■ About this exercise: Verbatim output of the lines below is required, with the images omitted.

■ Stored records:
-- -- --

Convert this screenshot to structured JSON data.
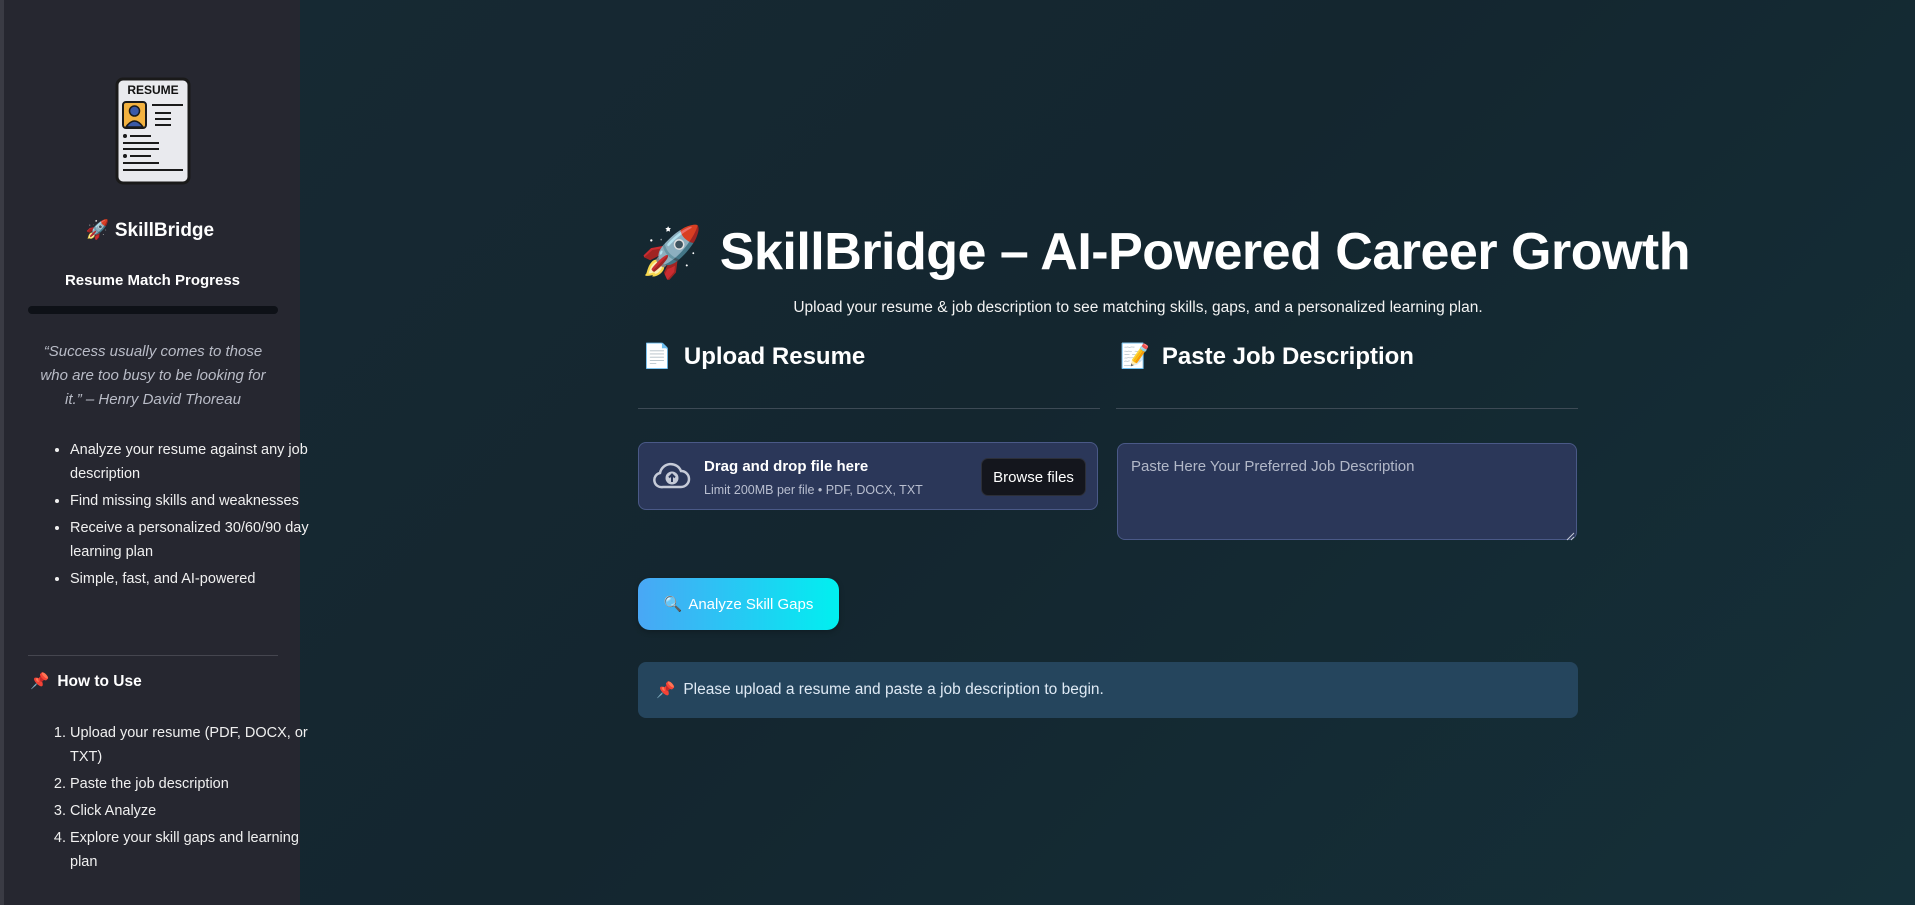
{
  "sidebar": {
    "logo_text": "RESUME",
    "brand": "SkillBridge",
    "progress_title": "Resume Match Progress",
    "progress_fraction": 0,
    "quote": "“Success usually comes to those who are too busy to be looking for it.” – Henry David Thoreau",
    "features": [
      "Analyze your resume against any job description",
      "Find missing skills and weaknesses",
      "Receive a personalized 30/60/90 day learning plan",
      "Simple, fast, and AI-powered"
    ],
    "howto_title": "How to Use",
    "steps": [
      "Upload your resume (PDF, DOCX, or TXT)",
      "Paste the job description",
      "Click Analyze",
      "Explore your skill gaps and learning plan"
    ]
  },
  "main": {
    "title": "SkillBridge – AI-Powered Career Growth",
    "subtitle": "Upload your resume & job description to see matching skills, gaps, and a personalized learning plan.",
    "upload_heading": "Upload Resume",
    "jd_heading": "Paste Job Description",
    "uploader": {
      "main_text": "Drag and drop file here",
      "limit_text": "Limit 200MB per file • PDF, DOCX, TXT",
      "browse_label": "Browse files"
    },
    "jd_placeholder": "Paste Here Your Preferred Job Description",
    "analyze_label": "Analyze Skill Gaps",
    "info_message": "Please upload a resume and paste a job description to begin."
  },
  "colors": {
    "sidebar_bg": "#262730",
    "main_bg": "#172a34",
    "input_bg": "#2b3759",
    "button_gradient_start": "#49a7f5",
    "button_gradient_end": "#00f0f0",
    "info_bg": "#25455d"
  }
}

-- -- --

■ Written reply:
Convert this screenshot to structured JSON data.
{
  "sidebar": {
    "logo_text": "RESUME",
    "brand": "SkillBridge",
    "progress_title": "Resume Match Progress",
    "progress_fraction": 0,
    "quote": "“Success usually comes to those who are too busy to be looking for it.” – Henry David Thoreau",
    "features": [
      "Analyze your resume against any job description",
      "Find missing skills and weaknesses",
      "Receive a personalized 30/60/90 day learning plan",
      "Simple, fast, and AI-powered"
    ],
    "howto_title": "How to Use",
    "steps": [
      "Upload your resume (PDF, DOCX, or TXT)",
      "Paste the job description",
      "Click Analyze",
      "Explore your skill gaps and learning plan"
    ]
  },
  "main": {
    "title": "SkillBridge – AI-Powered Career Growth",
    "subtitle": "Upload your resume & job description to see matching skills, gaps, and a personalized learning plan.",
    "upload_heading": "Upload Resume",
    "jd_heading": "Paste Job Description",
    "uploader": {
      "main_text": "Drag and drop file here",
      "limit_text": "Limit 200MB per file • PDF, DOCX, TXT",
      "browse_label": "Browse files"
    },
    "jd_placeholder": "Paste Here Your Preferred Job Description",
    "analyze_label": "Analyze Skill Gaps",
    "info_message": "Please upload a resume and paste a job description to begin."
  },
  "colors": {
    "sidebar_bg": "#262730",
    "main_bg": "#172a34",
    "input_bg": "#2b3759",
    "button_gradient_start": "#49a7f5",
    "button_gradient_end": "#00f0f0",
    "info_bg": "#25455d"
  }
}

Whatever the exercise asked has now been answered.